Extracted data entries
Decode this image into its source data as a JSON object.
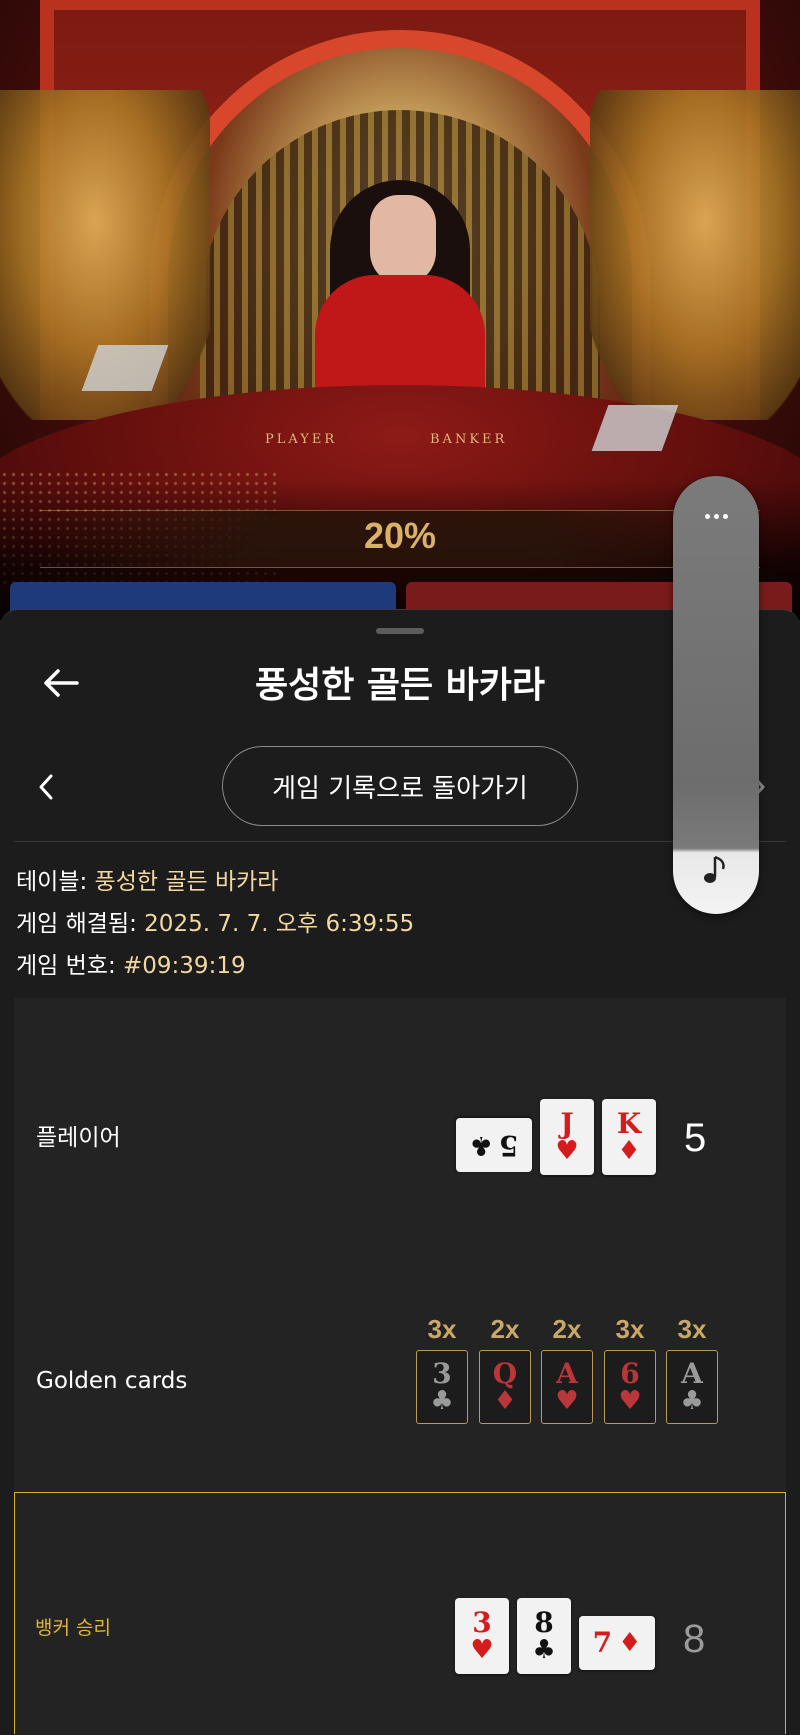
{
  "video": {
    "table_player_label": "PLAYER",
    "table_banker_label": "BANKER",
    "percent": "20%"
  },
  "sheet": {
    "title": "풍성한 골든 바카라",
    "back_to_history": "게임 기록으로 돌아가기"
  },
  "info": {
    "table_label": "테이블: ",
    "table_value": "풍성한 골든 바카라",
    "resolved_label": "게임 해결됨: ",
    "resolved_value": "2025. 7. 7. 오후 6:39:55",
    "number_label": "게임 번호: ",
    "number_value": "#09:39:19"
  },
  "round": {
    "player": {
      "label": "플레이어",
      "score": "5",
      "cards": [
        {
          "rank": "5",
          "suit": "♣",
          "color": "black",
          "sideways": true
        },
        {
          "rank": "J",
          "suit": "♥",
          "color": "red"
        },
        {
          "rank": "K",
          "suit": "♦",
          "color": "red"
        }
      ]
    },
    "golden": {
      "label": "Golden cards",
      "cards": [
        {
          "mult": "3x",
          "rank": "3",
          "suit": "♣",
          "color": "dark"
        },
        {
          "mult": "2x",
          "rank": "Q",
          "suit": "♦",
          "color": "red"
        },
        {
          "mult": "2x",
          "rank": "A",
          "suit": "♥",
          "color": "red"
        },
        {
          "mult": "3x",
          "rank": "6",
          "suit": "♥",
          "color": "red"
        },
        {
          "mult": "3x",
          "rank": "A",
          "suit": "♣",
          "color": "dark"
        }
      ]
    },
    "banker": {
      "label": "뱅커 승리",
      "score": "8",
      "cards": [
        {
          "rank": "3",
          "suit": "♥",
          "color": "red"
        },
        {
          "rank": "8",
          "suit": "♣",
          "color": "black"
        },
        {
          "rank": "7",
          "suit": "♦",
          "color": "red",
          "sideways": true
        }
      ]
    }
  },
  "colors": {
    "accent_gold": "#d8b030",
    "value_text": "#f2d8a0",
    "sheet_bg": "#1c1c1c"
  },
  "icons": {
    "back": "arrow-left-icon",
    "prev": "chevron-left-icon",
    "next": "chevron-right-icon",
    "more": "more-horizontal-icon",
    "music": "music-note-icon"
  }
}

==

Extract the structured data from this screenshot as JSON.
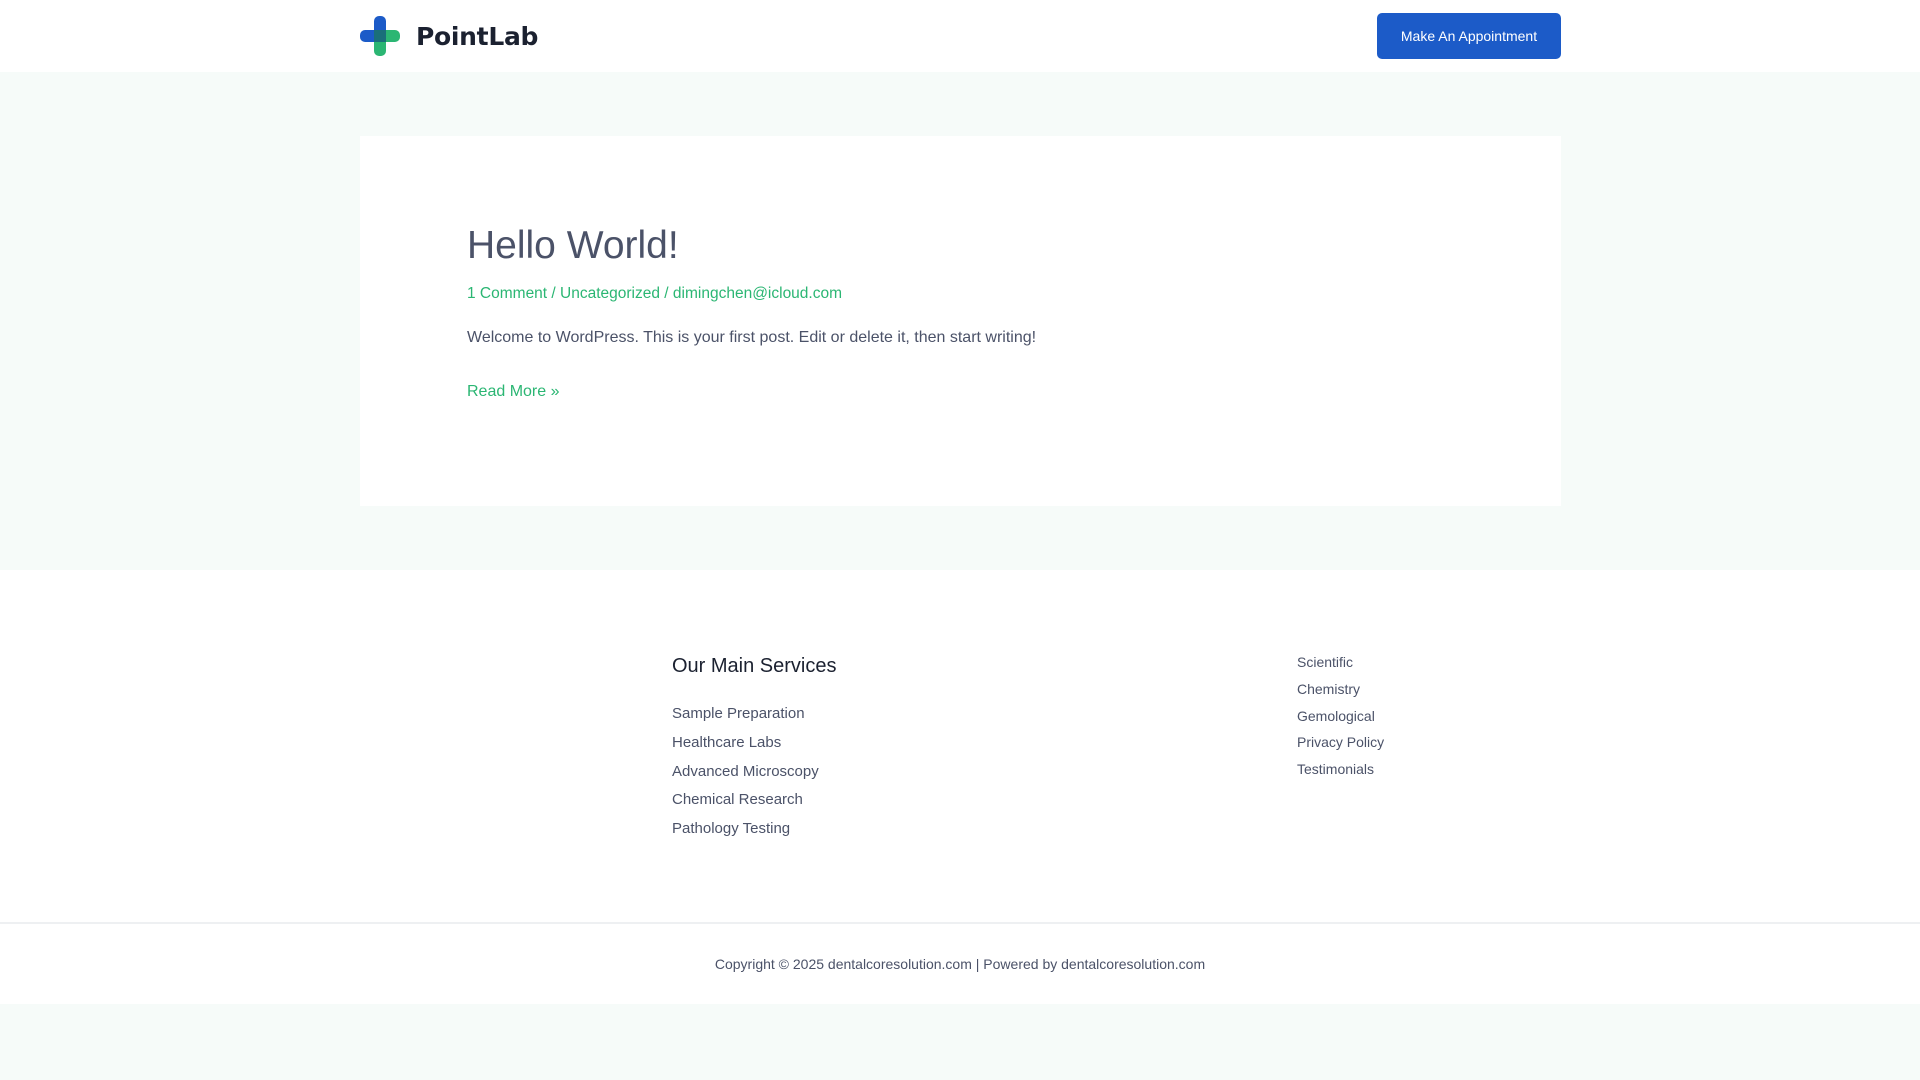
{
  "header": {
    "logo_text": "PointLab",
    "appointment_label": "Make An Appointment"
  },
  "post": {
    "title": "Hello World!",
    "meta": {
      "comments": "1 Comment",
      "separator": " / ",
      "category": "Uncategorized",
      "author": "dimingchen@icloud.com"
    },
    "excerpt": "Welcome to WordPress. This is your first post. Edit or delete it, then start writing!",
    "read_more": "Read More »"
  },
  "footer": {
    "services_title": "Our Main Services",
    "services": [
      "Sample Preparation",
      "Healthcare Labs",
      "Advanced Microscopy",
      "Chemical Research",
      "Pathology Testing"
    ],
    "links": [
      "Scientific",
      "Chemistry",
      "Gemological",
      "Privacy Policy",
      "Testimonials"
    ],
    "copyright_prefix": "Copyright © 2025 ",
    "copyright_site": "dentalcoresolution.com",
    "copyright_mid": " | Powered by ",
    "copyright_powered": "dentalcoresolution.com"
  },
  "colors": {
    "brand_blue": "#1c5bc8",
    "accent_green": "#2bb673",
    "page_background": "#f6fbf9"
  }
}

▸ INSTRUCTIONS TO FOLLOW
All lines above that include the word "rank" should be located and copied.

▸ EXPECTED ANSWER
          "rank": "5",
          "rank": "J",
          "rank": "K",
          "rank": "3",
          "rank": "Q",
          "rank": "A",
          "rank": "6",
          "rank": "A",
          "rank": "3",
          "rank": "8",
          "rank": "7",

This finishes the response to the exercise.